  • Altered sleeping patterns.
  • Diminished appetite.
  • Higher body temperature.
  • Quicker heart rate.
  • Faster breathing.

As initially rewarding as it may be, the high from meth comes with an array of unwanted and harmful effects. Someone using meth may display:

  • Anxiety, nervousness, and worry.
  • Inability to sleep.
  • Mood changes with depression.
  • Confusion or forgetfulness.
  • Aggression.
  • Symptoms of psychosis–hallucination, delusions, and paranoia.

Another telling sign that someone is addicted to methamphetamine is their behavior when they are not under the influence. Since many use methamphetamine in “binges” that involve steady use for several days, there will be a crash that follows. A crash is marked by excessive sleeping and periods of inactivity lasting for several days.

Someone may be abusing meth to accomplish tasks like studying for school or completing a project since the substance can create long periods of focus and energy.


Am I Addicted to Methamphetamine?

With methamphetamine being so powerful and intoxicating, addiction can begin quickly. Signs that indicate your addiction to meth include:

  • Devoting a lot of time, energy, and money to the substance.
  • Devoting fewer resources to relationships, work, school, and other responsibilities.
  • Ignoring the pleas of others to stop or reduce your use.
  • Being unable to end use even though you want to.
  • Taking more of the substance or using for longer periods to achieve the same result. This is a sign of a building tolerance.
  • Feeling unable to function without the substance or feeling incomplete without it in your system. This is a sign of a physiologic dependence.


Call Our Hotline Today

Addiction to meth can be very problematic for the person using the substance and their loved ones. Fortunately, recovery is possible with treatment. Call 1-888-744-0069 to receive more information on methamphetamine abuse and possible treatment options.


 How to Help Someone with Alcohol or Illicit Drug Addiction

Help for Prescription Drug Abuse


Sources:

American Addiction Centers logo
Begin treatment today

The content on DrugAbuse.com is brought to you by American Addiction Centers (AAC), a nationwide network of leading substance abuse and behavioral treatment facilities.

Verify Your Insurance CoverageView Our Treatment Centers

Find a rehab center near you

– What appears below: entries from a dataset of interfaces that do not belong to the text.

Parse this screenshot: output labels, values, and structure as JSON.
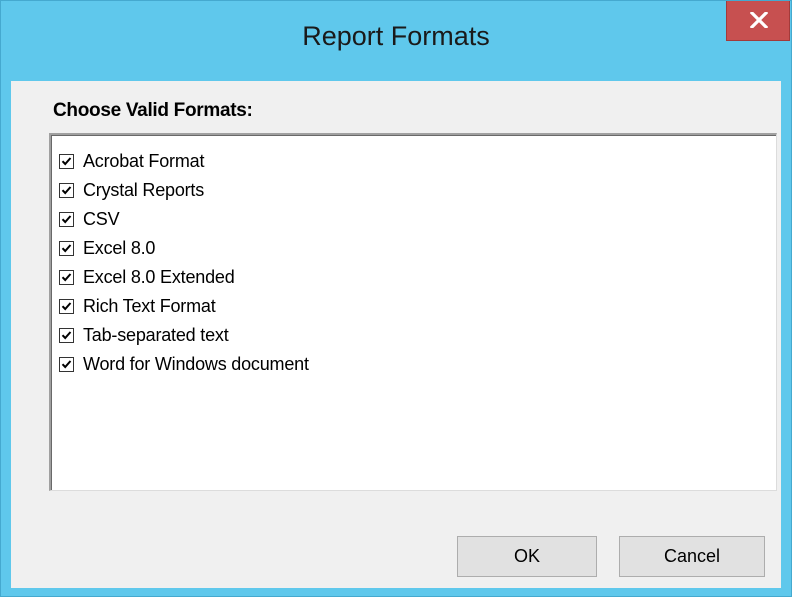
{
  "window": {
    "title": "Report Formats"
  },
  "group": {
    "label": "Choose Valid Formats:"
  },
  "formats": [
    {
      "label": "Acrobat Format",
      "checked": true
    },
    {
      "label": "Crystal Reports",
      "checked": true
    },
    {
      "label": "CSV",
      "checked": true
    },
    {
      "label": "Excel 8.0",
      "checked": true
    },
    {
      "label": "Excel 8.0 Extended",
      "checked": true
    },
    {
      "label": "Rich Text Format",
      "checked": true
    },
    {
      "label": "Tab-separated text",
      "checked": true
    },
    {
      "label": "Word for Windows document",
      "checked": true
    }
  ],
  "buttons": {
    "ok": "OK",
    "cancel": "Cancel"
  },
  "colors": {
    "titlebar": "#5fc8ec",
    "close": "#c75050",
    "client": "#f0f0f0"
  },
  "icons": {
    "close": "close-icon",
    "check": "checkmark-icon"
  }
}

american addiction centers photo
Amanda Lautieri is a Senior Web Content Editor at American Addiction Centers and an addiction content expert for DrugAbuse.com. She holds a bachelor's degree and has reviewed thousands of medical articles on substance abuse and addiction.
Popular Providers